(INFORMATION PROVIDED)
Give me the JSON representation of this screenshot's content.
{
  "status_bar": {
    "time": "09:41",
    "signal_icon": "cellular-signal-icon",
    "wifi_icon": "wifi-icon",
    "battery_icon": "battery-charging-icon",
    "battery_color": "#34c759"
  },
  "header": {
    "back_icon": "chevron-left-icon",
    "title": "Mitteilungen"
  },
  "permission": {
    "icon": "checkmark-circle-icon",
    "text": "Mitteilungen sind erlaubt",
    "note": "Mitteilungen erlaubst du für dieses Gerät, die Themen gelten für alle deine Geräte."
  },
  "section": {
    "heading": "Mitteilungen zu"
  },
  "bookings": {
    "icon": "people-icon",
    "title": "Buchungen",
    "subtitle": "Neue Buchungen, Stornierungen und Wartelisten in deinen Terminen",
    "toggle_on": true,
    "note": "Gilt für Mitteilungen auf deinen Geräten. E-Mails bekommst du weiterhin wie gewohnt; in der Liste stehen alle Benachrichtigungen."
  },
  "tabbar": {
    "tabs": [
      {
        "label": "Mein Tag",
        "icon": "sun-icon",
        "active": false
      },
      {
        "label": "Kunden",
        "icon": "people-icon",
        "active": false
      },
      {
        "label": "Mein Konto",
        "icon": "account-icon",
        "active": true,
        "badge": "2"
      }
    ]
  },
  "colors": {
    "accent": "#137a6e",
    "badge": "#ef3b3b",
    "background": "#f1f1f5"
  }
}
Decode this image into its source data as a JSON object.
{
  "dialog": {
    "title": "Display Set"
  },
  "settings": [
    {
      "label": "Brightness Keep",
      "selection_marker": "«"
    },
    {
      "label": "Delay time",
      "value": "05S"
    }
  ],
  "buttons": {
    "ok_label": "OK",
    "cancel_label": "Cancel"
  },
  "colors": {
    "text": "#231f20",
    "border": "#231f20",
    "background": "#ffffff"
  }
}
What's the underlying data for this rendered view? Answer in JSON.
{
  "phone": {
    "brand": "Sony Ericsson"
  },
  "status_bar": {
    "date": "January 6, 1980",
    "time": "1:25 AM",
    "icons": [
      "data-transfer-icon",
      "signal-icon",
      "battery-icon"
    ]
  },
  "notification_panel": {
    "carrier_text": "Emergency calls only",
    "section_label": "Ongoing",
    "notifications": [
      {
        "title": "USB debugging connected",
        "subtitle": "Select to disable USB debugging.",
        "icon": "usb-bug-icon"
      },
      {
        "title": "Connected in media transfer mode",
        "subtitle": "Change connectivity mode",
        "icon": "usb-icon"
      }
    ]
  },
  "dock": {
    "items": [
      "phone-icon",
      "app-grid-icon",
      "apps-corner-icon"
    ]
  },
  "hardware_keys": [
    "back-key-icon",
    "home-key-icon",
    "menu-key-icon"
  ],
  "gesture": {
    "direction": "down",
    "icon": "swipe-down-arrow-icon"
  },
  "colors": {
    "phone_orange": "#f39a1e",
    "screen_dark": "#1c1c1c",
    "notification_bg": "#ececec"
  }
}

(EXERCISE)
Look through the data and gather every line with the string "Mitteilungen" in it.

(EXPECTED OUTPUT)
    "title": "Mitteilungen"
    "text": "Mitteilungen sind erlaubt",
    "note": "Mitteilungen erlaubst du für dieses Gerät, die Themen gelten für alle deine Geräte."
    "heading": "Mitteilungen zu"
    "note": "Gilt für Mitteilungen auf deinen Geräten. E-Mails bekommst du weiterhin wie gewohnt; in der Liste stehen alle Benachrichtigungen."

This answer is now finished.